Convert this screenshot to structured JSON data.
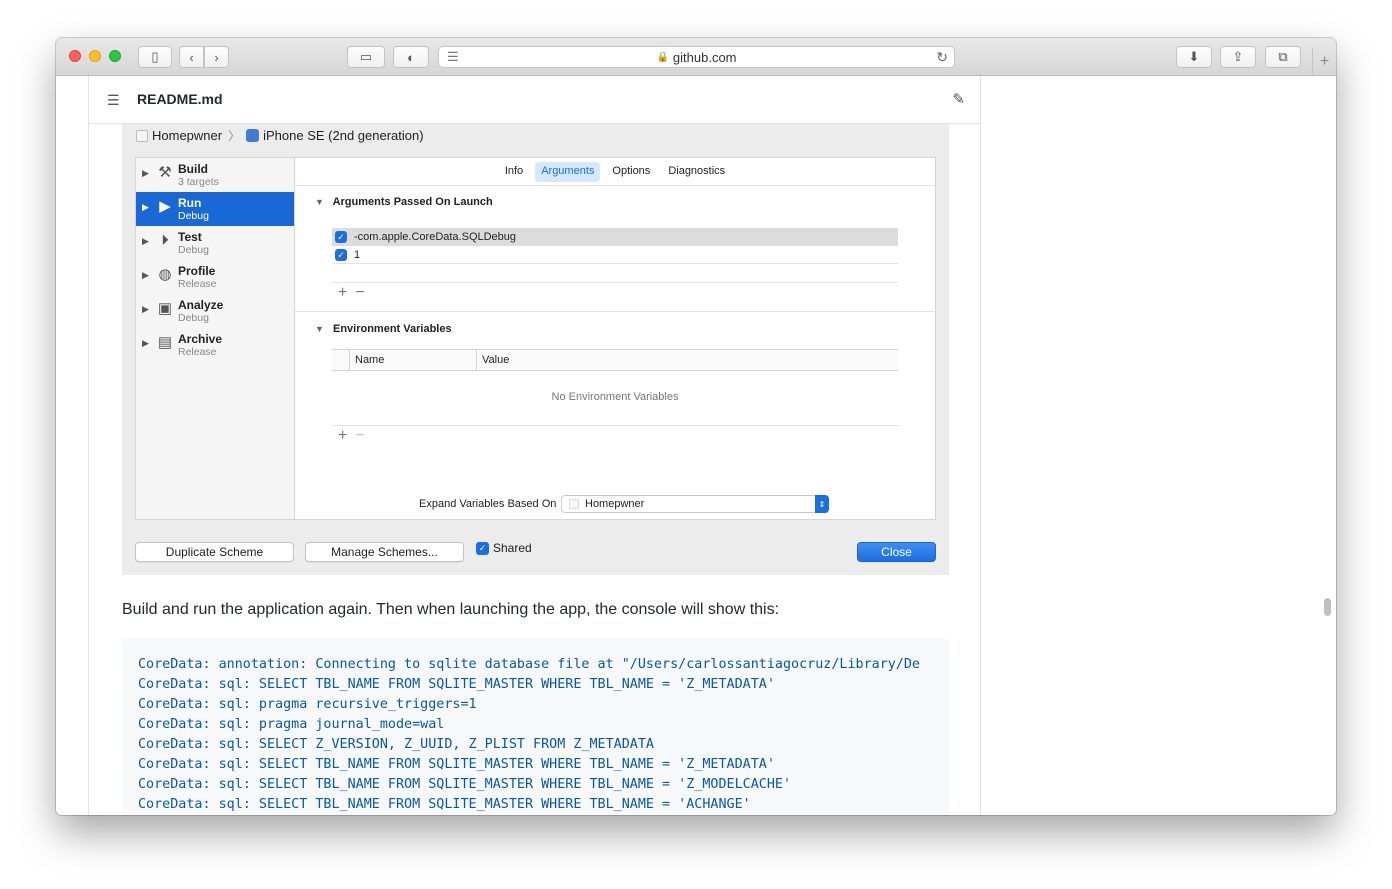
{
  "browser": {
    "url": "github.com",
    "toolbar_icons": [
      "sidebar-icon",
      "back-icon",
      "forward-icon",
      "screen-icon",
      "shield-icon",
      "reader-icon",
      "download-icon",
      "share-icon",
      "tabs-icon",
      "plus-icon"
    ]
  },
  "readme": {
    "filename": "README.md"
  },
  "xcode": {
    "breadcrumb": {
      "scheme": "Homepwner",
      "device": "iPhone SE (2nd generation)"
    },
    "sidebar": [
      {
        "title": "Build",
        "sub": "3 targets",
        "icon": "hammer-icon",
        "selected": false
      },
      {
        "title": "Run",
        "sub": "Debug",
        "icon": "play-icon",
        "selected": true
      },
      {
        "title": "Test",
        "sub": "Debug",
        "icon": "test-icon",
        "selected": false
      },
      {
        "title": "Profile",
        "sub": "Release",
        "icon": "profile-icon",
        "selected": false
      },
      {
        "title": "Analyze",
        "sub": "Debug",
        "icon": "analyze-icon",
        "selected": false
      },
      {
        "title": "Archive",
        "sub": "Release",
        "icon": "archive-icon",
        "selected": false
      }
    ],
    "tabs": [
      "Info",
      "Arguments",
      "Options",
      "Diagnostics"
    ],
    "active_tab": "Arguments",
    "arguments_title": "Arguments Passed On Launch",
    "arguments": [
      "-com.apple.CoreData.SQLDebug",
      "1"
    ],
    "env_title": "Environment Variables",
    "env_columns": [
      "Name",
      "Value"
    ],
    "env_empty": "No Environment Variables",
    "expand_label": "Expand Variables Based On",
    "expand_value": "Homepwner",
    "buttons": {
      "duplicate": "Duplicate Scheme",
      "manage": "Manage Schemes...",
      "shared": "Shared",
      "close": "Close"
    }
  },
  "paragraph": "Build and run the application again. Then when launching the app, the console will show this:",
  "code_lines": [
    "CoreData: annotation: Connecting to sqlite database file at \"/Users/carlossantiagocruz/Library/De",
    "CoreData: sql: SELECT TBL_NAME FROM SQLITE_MASTER WHERE TBL_NAME = 'Z_METADATA'",
    "CoreData: sql: pragma recursive_triggers=1",
    "CoreData: sql: pragma journal_mode=wal",
    "CoreData: sql: SELECT Z_VERSION, Z_UUID, Z_PLIST FROM Z_METADATA",
    "CoreData: sql: SELECT TBL_NAME FROM SQLITE_MASTER WHERE TBL_NAME = 'Z_METADATA'",
    "CoreData: sql: SELECT TBL_NAME FROM SQLITE_MASTER WHERE TBL_NAME = 'Z_MODELCACHE'",
    "CoreData: sql: SELECT TBL_NAME FROM SQLITE_MASTER WHERE TBL_NAME = 'ACHANGE'"
  ]
}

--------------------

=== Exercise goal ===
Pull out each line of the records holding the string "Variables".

=== Your solution ===
    "env_title": "Environment Variables",
    "env_empty": "No Environment Variables",
    "expand_label": "Expand Variables Based On",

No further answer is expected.